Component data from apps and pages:

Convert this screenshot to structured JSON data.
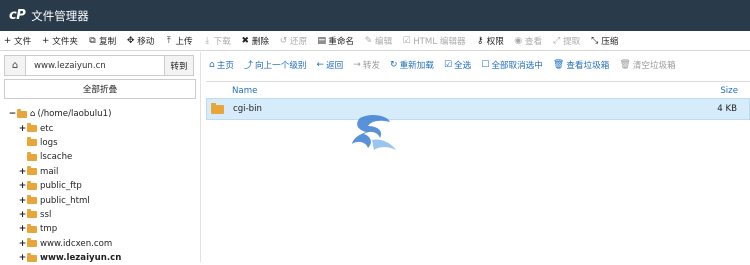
{
  "app": {
    "logo": "cP",
    "title": "文件管理器"
  },
  "toolbar": [
    {
      "icon": "+",
      "label": "文件",
      "disabled": false
    },
    {
      "icon": "+",
      "label": "文件夹",
      "disabled": false
    },
    {
      "icon": "⧉",
      "label": "复制",
      "disabled": false
    },
    {
      "icon": "✥",
      "label": "移动",
      "disabled": false
    },
    {
      "icon": "⤒",
      "label": "上传",
      "disabled": false
    },
    {
      "icon": "⤓",
      "label": "下载",
      "disabled": true
    },
    {
      "icon": "✖",
      "label": "删除",
      "disabled": false
    },
    {
      "icon": "↺",
      "label": "还原",
      "disabled": true
    },
    {
      "icon": "▤",
      "label": "重命名",
      "disabled": false
    },
    {
      "icon": "✎",
      "label": "编辑",
      "disabled": true
    },
    {
      "icon": "☑",
      "label": "HTML 编辑器",
      "disabled": true
    },
    {
      "icon": "⚷",
      "label": "权限",
      "disabled": false
    },
    {
      "icon": "◉",
      "label": "查看",
      "disabled": true
    },
    {
      "icon": "⤢",
      "label": "提取",
      "disabled": true
    },
    {
      "icon": "⤡",
      "label": "压缩",
      "disabled": false
    }
  ],
  "left": {
    "address": "www.lezaiyun.cn",
    "go_label": "转到",
    "collapse_label": "全部折叠",
    "tree": [
      {
        "exp": "−",
        "label": "(/home/laobulu1)",
        "indent": 0,
        "home": true,
        "bold": false
      },
      {
        "exp": "+",
        "label": "etc",
        "indent": 1,
        "home": false,
        "bold": false
      },
      {
        "exp": "",
        "label": "logs",
        "indent": 1,
        "home": false,
        "bold": false
      },
      {
        "exp": "",
        "label": "lscache",
        "indent": 1,
        "home": false,
        "bold": false
      },
      {
        "exp": "+",
        "label": "mail",
        "indent": 1,
        "home": false,
        "bold": false
      },
      {
        "exp": "+",
        "label": "public_ftp",
        "indent": 1,
        "home": false,
        "bold": false
      },
      {
        "exp": "+",
        "label": "public_html",
        "indent": 1,
        "home": false,
        "bold": false
      },
      {
        "exp": "+",
        "label": "ssl",
        "indent": 1,
        "home": false,
        "bold": false
      },
      {
        "exp": "+",
        "label": "tmp",
        "indent": 1,
        "home": false,
        "bold": false
      },
      {
        "exp": "+",
        "label": "www.idcxen.com",
        "indent": 1,
        "home": false,
        "bold": false
      },
      {
        "exp": "+",
        "label": "www.lezaiyun.cn",
        "indent": 1,
        "home": false,
        "bold": true
      }
    ]
  },
  "nav": [
    {
      "icon": "⌂",
      "label": "主页",
      "disabled": false
    },
    {
      "icon": "⤴",
      "label": "向上一个级别",
      "disabled": false
    },
    {
      "icon": "←",
      "label": "返回",
      "disabled": false
    },
    {
      "icon": "→",
      "label": "转发",
      "disabled": true
    },
    {
      "icon": "↻",
      "label": "重新加载",
      "disabled": false
    },
    {
      "icon": "☑",
      "label": "全选",
      "disabled": false
    },
    {
      "icon": "☐",
      "label": "全部取消选中",
      "disabled": false
    },
    {
      "icon": "🗑",
      "label": "查看垃圾箱",
      "disabled": false
    },
    {
      "icon": "🗑",
      "label": "清空垃圾箱",
      "disabled": true
    }
  ],
  "table": {
    "columns": {
      "name": "Name",
      "size": "Size"
    },
    "rows": [
      {
        "name": "cgi-bin",
        "size": "4 KB"
      }
    ]
  },
  "colors": {
    "titlebar": "#293a4a",
    "link": "#1f6fbf",
    "folder": "#e8a53a",
    "selected_row": "#d7ecfa"
  }
}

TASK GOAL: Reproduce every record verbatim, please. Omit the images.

ANSWER SECTION:
Convert this screenshot to structured JSON data.
{
  "app": {
    "logo": "cP",
    "title": "文件管理器"
  },
  "toolbar": [
    {
      "icon": "+",
      "label": "文件",
      "disabled": false
    },
    {
      "icon": "+",
      "label": "文件夹",
      "disabled": false
    },
    {
      "icon": "⧉",
      "label": "复制",
      "disabled": false
    },
    {
      "icon": "✥",
      "label": "移动",
      "disabled": false
    },
    {
      "icon": "⤒",
      "label": "上传",
      "disabled": false
    },
    {
      "icon": "⤓",
      "label": "下载",
      "disabled": true
    },
    {
      "icon": "✖",
      "label": "删除",
      "disabled": false
    },
    {
      "icon": "↺",
      "label": "还原",
      "disabled": true
    },
    {
      "icon": "▤",
      "label": "重命名",
      "disabled": false
    },
    {
      "icon": "✎",
      "label": "编辑",
      "disabled": true
    },
    {
      "icon": "☑",
      "label": "HTML 编辑器",
      "disabled": true
    },
    {
      "icon": "⚷",
      "label": "权限",
      "disabled": false
    },
    {
      "icon": "◉",
      "label": "查看",
      "disabled": true
    },
    {
      "icon": "⤢",
      "label": "提取",
      "disabled": true
    },
    {
      "icon": "⤡",
      "label": "压缩",
      "disabled": false
    }
  ],
  "left": {
    "address": "www.lezaiyun.cn",
    "go_label": "转到",
    "collapse_label": "全部折叠",
    "tree": [
      {
        "exp": "−",
        "label": "(/home/laobulu1)",
        "indent": 0,
        "home": true,
        "bold": false
      },
      {
        "exp": "+",
        "label": "etc",
        "indent": 1,
        "home": false,
        "bold": false
      },
      {
        "exp": "",
        "label": "logs",
        "indent": 1,
        "home": false,
        "bold": false
      },
      {
        "exp": "",
        "label": "lscache",
        "indent": 1,
        "home": false,
        "bold": false
      },
      {
        "exp": "+",
        "label": "mail",
        "indent": 1,
        "home": false,
        "bold": false
      },
      {
        "exp": "+",
        "label": "public_ftp",
        "indent": 1,
        "home": false,
        "bold": false
      },
      {
        "exp": "+",
        "label": "public_html",
        "indent": 1,
        "home": false,
        "bold": false
      },
      {
        "exp": "+",
        "label": "ssl",
        "indent": 1,
        "home": false,
        "bold": false
      },
      {
        "exp": "+",
        "label": "tmp",
        "indent": 1,
        "home": false,
        "bold": false
      },
      {
        "exp": "+",
        "label": "www.idcxen.com",
        "indent": 1,
        "home": false,
        "bold": false
      },
      {
        "exp": "+",
        "label": "www.lezaiyun.cn",
        "indent": 1,
        "home": false,
        "bold": true
      }
    ]
  },
  "nav": [
    {
      "icon": "⌂",
      "label": "主页",
      "disabled": false
    },
    {
      "icon": "⤴",
      "label": "向上一个级别",
      "disabled": false
    },
    {
      "icon": "←",
      "label": "返回",
      "disabled": false
    },
    {
      "icon": "→",
      "label": "转发",
      "disabled": true
    },
    {
      "icon": "↻",
      "label": "重新加载",
      "disabled": false
    },
    {
      "icon": "☑",
      "label": "全选",
      "disabled": false
    },
    {
      "icon": "☐",
      "label": "全部取消选中",
      "disabled": false
    },
    {
      "icon": "🗑",
      "label": "查看垃圾箱",
      "disabled": false
    },
    {
      "icon": "🗑",
      "label": "清空垃圾箱",
      "disabled": true
    }
  ],
  "table": {
    "columns": {
      "name": "Name",
      "size": "Size"
    },
    "rows": [
      {
        "name": "cgi-bin",
        "size": "4 KB"
      }
    ]
  },
  "colors": {
    "titlebar": "#293a4a",
    "link": "#1f6fbf",
    "folder": "#e8a53a",
    "selected_row": "#d7ecfa"
  }
}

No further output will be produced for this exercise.